*EXERCISE DESCRIPTION*. Repeat the data exactly as it appears.
[TASK MATERIAL — start]
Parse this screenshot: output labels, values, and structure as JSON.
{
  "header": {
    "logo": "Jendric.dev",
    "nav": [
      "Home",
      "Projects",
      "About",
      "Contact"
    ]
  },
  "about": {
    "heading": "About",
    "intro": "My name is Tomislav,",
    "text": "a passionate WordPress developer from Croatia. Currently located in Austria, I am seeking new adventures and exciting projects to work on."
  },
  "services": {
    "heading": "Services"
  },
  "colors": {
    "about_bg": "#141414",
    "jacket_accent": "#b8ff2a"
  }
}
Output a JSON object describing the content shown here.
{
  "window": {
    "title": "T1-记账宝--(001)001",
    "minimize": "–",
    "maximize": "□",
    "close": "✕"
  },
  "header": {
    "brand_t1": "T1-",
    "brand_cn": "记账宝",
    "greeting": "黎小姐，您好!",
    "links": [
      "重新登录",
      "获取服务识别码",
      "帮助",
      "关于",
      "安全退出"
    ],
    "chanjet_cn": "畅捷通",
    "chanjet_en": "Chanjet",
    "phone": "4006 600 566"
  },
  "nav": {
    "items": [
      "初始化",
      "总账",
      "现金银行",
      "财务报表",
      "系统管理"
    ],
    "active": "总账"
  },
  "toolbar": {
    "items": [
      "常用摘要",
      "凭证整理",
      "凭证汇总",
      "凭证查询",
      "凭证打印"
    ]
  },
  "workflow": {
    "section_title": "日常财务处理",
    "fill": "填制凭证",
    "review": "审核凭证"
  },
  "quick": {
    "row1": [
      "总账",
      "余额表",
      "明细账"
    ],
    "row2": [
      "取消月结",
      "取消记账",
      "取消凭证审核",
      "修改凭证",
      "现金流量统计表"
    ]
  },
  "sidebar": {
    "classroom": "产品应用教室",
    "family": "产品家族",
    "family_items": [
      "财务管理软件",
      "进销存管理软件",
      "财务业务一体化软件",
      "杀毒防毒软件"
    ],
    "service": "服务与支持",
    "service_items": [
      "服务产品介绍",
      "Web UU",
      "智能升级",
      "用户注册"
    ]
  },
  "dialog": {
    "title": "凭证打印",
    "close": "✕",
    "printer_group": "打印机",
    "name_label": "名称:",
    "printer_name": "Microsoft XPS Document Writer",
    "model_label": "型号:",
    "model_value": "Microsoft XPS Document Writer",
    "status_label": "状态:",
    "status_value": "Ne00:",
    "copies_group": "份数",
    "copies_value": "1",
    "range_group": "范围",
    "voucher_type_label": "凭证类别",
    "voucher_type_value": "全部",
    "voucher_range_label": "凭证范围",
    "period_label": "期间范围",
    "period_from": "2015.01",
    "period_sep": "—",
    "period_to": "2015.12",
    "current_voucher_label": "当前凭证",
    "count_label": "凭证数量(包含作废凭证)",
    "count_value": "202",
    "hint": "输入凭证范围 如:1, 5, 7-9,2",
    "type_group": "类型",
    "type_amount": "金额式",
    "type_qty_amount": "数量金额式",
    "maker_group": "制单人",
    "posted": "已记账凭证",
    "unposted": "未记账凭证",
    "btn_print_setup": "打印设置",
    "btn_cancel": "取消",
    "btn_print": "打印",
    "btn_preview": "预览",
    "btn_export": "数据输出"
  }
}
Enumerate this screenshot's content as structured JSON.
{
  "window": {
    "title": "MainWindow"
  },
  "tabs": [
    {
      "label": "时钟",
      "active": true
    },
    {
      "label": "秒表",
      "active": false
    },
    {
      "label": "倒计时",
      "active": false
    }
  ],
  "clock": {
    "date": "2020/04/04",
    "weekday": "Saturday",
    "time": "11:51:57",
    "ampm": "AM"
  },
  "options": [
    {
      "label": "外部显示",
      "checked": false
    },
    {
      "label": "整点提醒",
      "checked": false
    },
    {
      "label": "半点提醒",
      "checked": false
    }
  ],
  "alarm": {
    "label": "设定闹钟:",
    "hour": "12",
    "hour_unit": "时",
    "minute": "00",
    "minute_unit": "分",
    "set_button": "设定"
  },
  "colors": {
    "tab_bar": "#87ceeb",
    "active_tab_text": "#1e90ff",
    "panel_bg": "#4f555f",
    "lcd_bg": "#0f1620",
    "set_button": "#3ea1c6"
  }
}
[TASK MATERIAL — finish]
*RESPONSE TO THE TASK*.
Parse this screenshot: output labels, values, and structure as JSON.
{
  "header": {
    "logo": "Jendric.dev",
    "nav": [
      "Home",
      "Projects",
      "About",
      "Contact"
    ]
  },
  "about": {
    "heading": "About",
    "intro": "My name is Tomislav,",
    "text": "a passionate WordPress developer from Croatia. Currently located in Austria, I am seeking new adventures and exciting projects to work on."
  },
  "services": {
    "heading": "Services"
  },
  "colors": {
    "about_bg": "#141414",
    "jacket_accent": "#b8ff2a"
  }
}
Output a JSON object describing the content shown here.
{
  "window": {
    "title": "T1-记账宝--(001)001",
    "minimize": "–",
    "maximize": "□",
    "close": "✕"
  },
  "header": {
    "brand_t1": "T1-",
    "brand_cn": "记账宝",
    "greeting": "黎小姐，您好!",
    "links": [
      "重新登录",
      "获取服务识别码",
      "帮助",
      "关于",
      "安全退出"
    ],
    "chanjet_cn": "畅捷通",
    "chanjet_en": "Chanjet",
    "phone": "4006 600 566"
  },
  "nav": {
    "items": [
      "初始化",
      "总账",
      "现金银行",
      "财务报表",
      "系统管理"
    ],
    "active": "总账"
  },
  "toolbar": {
    "items": [
      "常用摘要",
      "凭证整理",
      "凭证汇总",
      "凭证查询",
      "凭证打印"
    ]
  },
  "workflow": {
    "section_title": "日常财务处理",
    "fill": "填制凭证",
    "review": "审核凭证"
  },
  "quick": {
    "row1": [
      "总账",
      "余额表",
      "明细账"
    ],
    "row2": [
      "取消月结",
      "取消记账",
      "取消凭证审核",
      "修改凭证",
      "现金流量统计表"
    ]
  },
  "sidebar": {
    "classroom": "产品应用教室",
    "family": "产品家族",
    "family_items": [
      "财务管理软件",
      "进销存管理软件",
      "财务业务一体化软件",
      "杀毒防毒软件"
    ],
    "service": "服务与支持",
    "service_items": [
      "服务产品介绍",
      "Web UU",
      "智能升级",
      "用户注册"
    ]
  },
  "dialog": {
    "title": "凭证打印",
    "close": "✕",
    "printer_group": "打印机",
    "name_label": "名称:",
    "printer_name": "Microsoft XPS Document Writer",
    "model_label": "型号:",
    "model_value": "Microsoft XPS Document Writer",
    "status_label": "状态:",
    "status_value": "Ne00:",
    "copies_group": "份数",
    "copies_value": "1",
    "range_group": "范围",
    "voucher_type_label": "凭证类别",
    "voucher_type_value": "全部",
    "voucher_range_label": "凭证范围",
    "period_label": "期间范围",
    "period_from": "2015.01",
    "period_sep": "—",
    "period_to": "2015.12",
    "current_voucher_label": "当前凭证",
    "count_label": "凭证数量(包含作废凭证)",
    "count_value": "202",
    "hint": "输入凭证范围 如:1, 5, 7-9,2",
    "type_group": "类型",
    "type_amount": "金额式",
    "type_qty_amount": "数量金额式",
    "maker_group": "制单人",
    "posted": "已记账凭证",
    "unposted": "未记账凭证",
    "btn_print_setup": "打印设置",
    "btn_cancel": "取消",
    "btn_print": "打印",
    "btn_preview": "预览",
    "btn_export": "数据输出"
  }
}
Enumerate this screenshot's content as structured JSON.
{
  "window": {
    "title": "MainWindow"
  },
  "tabs": [
    {
      "label": "时钟",
      "active": true
    },
    {
      "label": "秒表",
      "active": false
    },
    {
      "label": "倒计时",
      "active": false
    }
  ],
  "clock": {
    "date": "2020/04/04",
    "weekday": "Saturday",
    "time": "11:51:57",
    "ampm": "AM"
  },
  "options": [
    {
      "label": "外部显示",
      "checked": false
    },
    {
      "label": "整点提醒",
      "checked": false
    },
    {
      "label": "半点提醒",
      "checked": false
    }
  ],
  "alarm": {
    "label": "设定闹钟:",
    "hour": "12",
    "hour_unit": "时",
    "minute": "00",
    "minute_unit": "分",
    "set_button": "设定"
  },
  "colors": {
    "tab_bar": "#87ceeb",
    "active_tab_text": "#1e90ff",
    "panel_bg": "#4f555f",
    "lcd_bg": "#0f1620",
    "set_button": "#3ea1c6"
  }
}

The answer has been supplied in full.